• Work item: All lines holding the word "label" should be located in the records and copied.

• Data provided:
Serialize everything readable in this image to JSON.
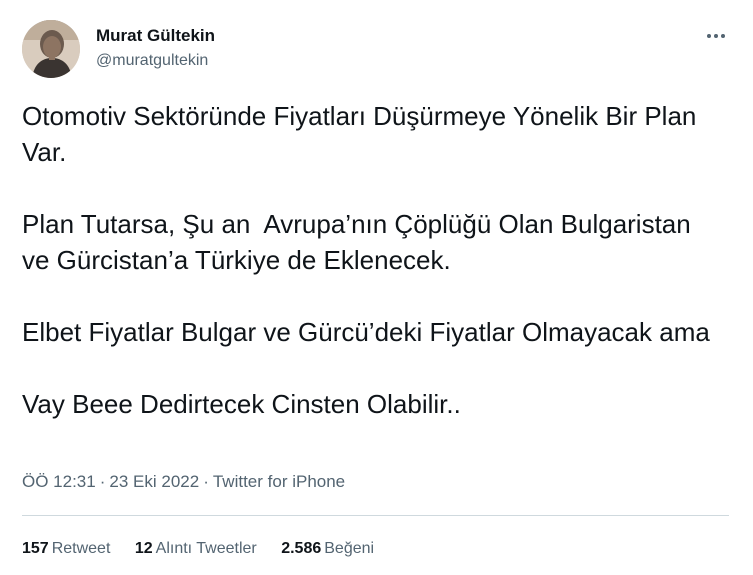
{
  "author": {
    "name": "Murat Gültekin",
    "handle": "@muratgultekin"
  },
  "tweet": {
    "paragraphs": [
      "Otomotiv Sektöründe Fiyatları Düşürmeye Yönelik Bir Plan Var.",
      "Plan Tutarsa, Şu an  Avrupa’nın Çöplüğü Olan Bulgaristan ve Gürcistan’a Türkiye de Eklenecek.",
      "Elbet Fiyatlar Bulgar ve Gürcü’deki Fiyatlar Olmayacak ama",
      "Vay Beee Dedirtecek Cinsten Olabilir.."
    ]
  },
  "meta": {
    "time": "ÖÖ 12:31",
    "date": "23 Eki 2022",
    "source": "Twitter for iPhone",
    "separator": "·"
  },
  "stats": {
    "retweets": {
      "count": "157",
      "label": "Retweet"
    },
    "quotes": {
      "count": "12",
      "label": "Alıntı Tweetler"
    },
    "likes": {
      "count": "2.586",
      "label": "Beğeni"
    }
  },
  "icons": {
    "more": "more-horizontal-icon"
  },
  "colors": {
    "text": "#0f1419",
    "secondary": "#536471",
    "divider": "#cfd9de"
  }
}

• Answer section:
      "label": "Retweet"
      "label": "Alıntı Tweetler"
      "label": "Beğeni"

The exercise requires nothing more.